* _WHAT NEEDS TO BE DONE_
Please work out how many lines in the entries below include the string "estoy", and reply with the number alone.

* _DATA TO EXAMINE_
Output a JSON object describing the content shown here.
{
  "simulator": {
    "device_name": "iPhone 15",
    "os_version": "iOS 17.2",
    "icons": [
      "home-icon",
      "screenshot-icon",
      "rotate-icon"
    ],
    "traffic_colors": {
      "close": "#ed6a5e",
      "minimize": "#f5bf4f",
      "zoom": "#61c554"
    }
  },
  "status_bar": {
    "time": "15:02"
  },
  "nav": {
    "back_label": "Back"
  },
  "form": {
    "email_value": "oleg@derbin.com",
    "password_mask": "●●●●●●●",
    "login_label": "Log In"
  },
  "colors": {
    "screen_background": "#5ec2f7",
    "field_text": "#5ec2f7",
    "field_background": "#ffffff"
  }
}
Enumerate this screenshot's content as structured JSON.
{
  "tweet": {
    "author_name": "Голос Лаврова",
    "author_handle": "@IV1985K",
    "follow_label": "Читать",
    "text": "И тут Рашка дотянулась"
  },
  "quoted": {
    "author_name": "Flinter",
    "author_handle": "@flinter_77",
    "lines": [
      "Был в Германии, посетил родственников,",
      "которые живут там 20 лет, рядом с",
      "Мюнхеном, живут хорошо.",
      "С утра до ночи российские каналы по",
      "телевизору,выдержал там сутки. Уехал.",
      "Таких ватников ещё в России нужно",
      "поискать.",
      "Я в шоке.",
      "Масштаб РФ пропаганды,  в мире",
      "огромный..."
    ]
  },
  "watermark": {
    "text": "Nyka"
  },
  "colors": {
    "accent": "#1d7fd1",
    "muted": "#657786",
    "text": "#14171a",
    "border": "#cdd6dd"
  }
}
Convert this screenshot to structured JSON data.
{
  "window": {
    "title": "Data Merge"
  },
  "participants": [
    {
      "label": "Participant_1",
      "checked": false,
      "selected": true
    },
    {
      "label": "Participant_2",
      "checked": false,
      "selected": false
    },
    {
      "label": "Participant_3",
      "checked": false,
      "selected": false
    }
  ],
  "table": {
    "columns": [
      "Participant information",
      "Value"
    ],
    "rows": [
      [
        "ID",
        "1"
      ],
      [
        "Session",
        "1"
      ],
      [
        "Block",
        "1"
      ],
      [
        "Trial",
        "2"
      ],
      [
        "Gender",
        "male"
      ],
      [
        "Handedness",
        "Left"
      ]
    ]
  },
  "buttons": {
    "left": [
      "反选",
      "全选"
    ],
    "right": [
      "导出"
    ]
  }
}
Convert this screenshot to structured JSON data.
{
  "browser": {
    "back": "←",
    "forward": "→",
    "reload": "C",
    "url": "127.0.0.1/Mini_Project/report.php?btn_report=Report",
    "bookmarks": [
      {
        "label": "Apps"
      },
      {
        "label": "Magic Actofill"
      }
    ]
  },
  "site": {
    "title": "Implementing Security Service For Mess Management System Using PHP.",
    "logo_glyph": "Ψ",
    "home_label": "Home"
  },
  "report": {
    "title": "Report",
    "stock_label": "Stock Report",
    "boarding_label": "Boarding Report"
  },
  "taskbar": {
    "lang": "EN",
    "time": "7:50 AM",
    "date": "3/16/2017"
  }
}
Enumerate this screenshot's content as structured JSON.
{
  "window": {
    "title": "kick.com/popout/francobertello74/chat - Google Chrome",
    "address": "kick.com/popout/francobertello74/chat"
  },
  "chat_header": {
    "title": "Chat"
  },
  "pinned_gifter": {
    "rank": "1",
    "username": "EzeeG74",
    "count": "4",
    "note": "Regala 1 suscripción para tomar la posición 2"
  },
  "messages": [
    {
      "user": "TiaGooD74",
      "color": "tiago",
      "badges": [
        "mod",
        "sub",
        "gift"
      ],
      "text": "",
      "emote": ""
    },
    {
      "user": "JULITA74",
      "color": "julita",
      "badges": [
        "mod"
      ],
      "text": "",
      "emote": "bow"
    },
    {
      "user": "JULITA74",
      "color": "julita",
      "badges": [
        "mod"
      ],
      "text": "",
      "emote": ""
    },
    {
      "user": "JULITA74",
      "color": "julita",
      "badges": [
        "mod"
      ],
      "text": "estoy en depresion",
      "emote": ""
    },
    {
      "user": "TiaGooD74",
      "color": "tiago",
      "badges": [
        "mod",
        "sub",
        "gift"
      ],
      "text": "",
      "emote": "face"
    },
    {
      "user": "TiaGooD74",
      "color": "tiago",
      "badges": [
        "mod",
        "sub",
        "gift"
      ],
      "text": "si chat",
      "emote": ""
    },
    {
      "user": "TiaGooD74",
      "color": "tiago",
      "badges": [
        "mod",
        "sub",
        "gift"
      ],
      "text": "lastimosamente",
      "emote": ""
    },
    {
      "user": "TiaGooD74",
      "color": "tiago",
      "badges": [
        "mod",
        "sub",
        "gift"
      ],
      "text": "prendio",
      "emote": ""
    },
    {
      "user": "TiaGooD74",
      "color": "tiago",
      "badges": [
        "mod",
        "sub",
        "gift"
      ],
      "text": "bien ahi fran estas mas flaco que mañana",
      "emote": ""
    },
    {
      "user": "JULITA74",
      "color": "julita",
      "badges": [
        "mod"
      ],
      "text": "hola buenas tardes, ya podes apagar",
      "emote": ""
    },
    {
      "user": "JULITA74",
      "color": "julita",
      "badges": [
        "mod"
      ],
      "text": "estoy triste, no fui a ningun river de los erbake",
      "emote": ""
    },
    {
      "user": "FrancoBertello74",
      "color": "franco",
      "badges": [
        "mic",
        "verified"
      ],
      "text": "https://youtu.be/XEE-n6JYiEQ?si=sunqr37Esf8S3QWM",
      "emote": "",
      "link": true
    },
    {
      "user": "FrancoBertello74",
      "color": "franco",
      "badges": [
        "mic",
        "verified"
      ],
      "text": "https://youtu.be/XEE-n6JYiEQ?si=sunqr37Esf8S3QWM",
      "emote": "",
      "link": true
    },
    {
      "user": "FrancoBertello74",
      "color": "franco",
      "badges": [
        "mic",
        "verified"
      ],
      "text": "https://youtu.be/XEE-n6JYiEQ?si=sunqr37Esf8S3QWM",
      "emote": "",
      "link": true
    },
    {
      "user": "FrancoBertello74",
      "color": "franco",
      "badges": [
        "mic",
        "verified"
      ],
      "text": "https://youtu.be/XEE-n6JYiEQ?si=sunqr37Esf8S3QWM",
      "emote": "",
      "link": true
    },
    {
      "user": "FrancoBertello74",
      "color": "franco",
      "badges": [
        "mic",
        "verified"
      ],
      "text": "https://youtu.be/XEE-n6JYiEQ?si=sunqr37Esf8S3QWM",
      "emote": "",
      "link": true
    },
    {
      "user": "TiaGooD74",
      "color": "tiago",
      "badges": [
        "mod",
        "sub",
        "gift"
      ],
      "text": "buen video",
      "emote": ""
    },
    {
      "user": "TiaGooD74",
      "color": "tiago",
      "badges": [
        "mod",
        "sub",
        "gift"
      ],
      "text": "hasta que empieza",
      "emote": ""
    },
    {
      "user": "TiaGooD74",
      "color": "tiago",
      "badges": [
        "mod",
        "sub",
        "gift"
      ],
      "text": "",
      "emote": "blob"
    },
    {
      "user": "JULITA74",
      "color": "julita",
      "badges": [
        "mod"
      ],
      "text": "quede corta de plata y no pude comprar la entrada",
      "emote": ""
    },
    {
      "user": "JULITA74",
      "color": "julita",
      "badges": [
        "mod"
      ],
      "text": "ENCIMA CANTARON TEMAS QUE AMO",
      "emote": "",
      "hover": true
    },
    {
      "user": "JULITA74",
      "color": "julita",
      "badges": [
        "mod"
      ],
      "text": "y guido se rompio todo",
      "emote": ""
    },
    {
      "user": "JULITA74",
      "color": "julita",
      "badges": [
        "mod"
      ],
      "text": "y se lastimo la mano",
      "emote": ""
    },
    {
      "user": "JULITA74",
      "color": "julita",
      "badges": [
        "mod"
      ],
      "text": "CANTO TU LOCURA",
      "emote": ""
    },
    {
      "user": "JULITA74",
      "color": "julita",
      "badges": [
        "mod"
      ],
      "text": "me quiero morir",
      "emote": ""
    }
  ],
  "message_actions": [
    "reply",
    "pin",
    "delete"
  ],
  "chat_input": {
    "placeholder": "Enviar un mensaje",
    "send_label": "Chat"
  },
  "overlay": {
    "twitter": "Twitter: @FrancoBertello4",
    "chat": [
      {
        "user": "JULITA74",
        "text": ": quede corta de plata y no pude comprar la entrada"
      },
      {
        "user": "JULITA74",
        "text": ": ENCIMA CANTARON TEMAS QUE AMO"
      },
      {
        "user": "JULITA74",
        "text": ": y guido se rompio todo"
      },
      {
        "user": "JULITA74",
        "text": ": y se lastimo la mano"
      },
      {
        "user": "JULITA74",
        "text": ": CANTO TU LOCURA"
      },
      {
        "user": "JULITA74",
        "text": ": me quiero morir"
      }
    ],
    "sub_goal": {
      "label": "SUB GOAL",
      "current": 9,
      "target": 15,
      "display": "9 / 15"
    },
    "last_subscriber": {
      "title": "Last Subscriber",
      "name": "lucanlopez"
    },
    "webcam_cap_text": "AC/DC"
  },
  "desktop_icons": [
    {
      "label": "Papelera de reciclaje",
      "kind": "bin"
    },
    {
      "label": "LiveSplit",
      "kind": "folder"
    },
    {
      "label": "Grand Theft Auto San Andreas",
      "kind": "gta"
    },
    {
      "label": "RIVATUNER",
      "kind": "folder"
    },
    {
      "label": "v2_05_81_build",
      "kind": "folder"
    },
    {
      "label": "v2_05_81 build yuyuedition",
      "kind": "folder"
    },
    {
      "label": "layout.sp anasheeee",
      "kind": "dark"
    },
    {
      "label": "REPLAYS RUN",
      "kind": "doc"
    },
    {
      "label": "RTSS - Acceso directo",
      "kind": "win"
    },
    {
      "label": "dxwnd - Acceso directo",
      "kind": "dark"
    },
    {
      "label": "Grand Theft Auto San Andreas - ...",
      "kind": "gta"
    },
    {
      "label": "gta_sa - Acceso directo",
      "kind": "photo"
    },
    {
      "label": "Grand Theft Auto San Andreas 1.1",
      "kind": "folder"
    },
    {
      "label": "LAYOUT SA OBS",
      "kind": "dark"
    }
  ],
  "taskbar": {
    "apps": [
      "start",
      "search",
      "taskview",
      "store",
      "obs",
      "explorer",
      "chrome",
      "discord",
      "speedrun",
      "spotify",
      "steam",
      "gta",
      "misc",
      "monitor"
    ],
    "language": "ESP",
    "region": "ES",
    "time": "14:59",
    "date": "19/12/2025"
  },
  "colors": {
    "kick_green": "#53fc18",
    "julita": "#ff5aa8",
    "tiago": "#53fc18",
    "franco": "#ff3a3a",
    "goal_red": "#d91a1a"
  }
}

* _ANSWER BOX_
2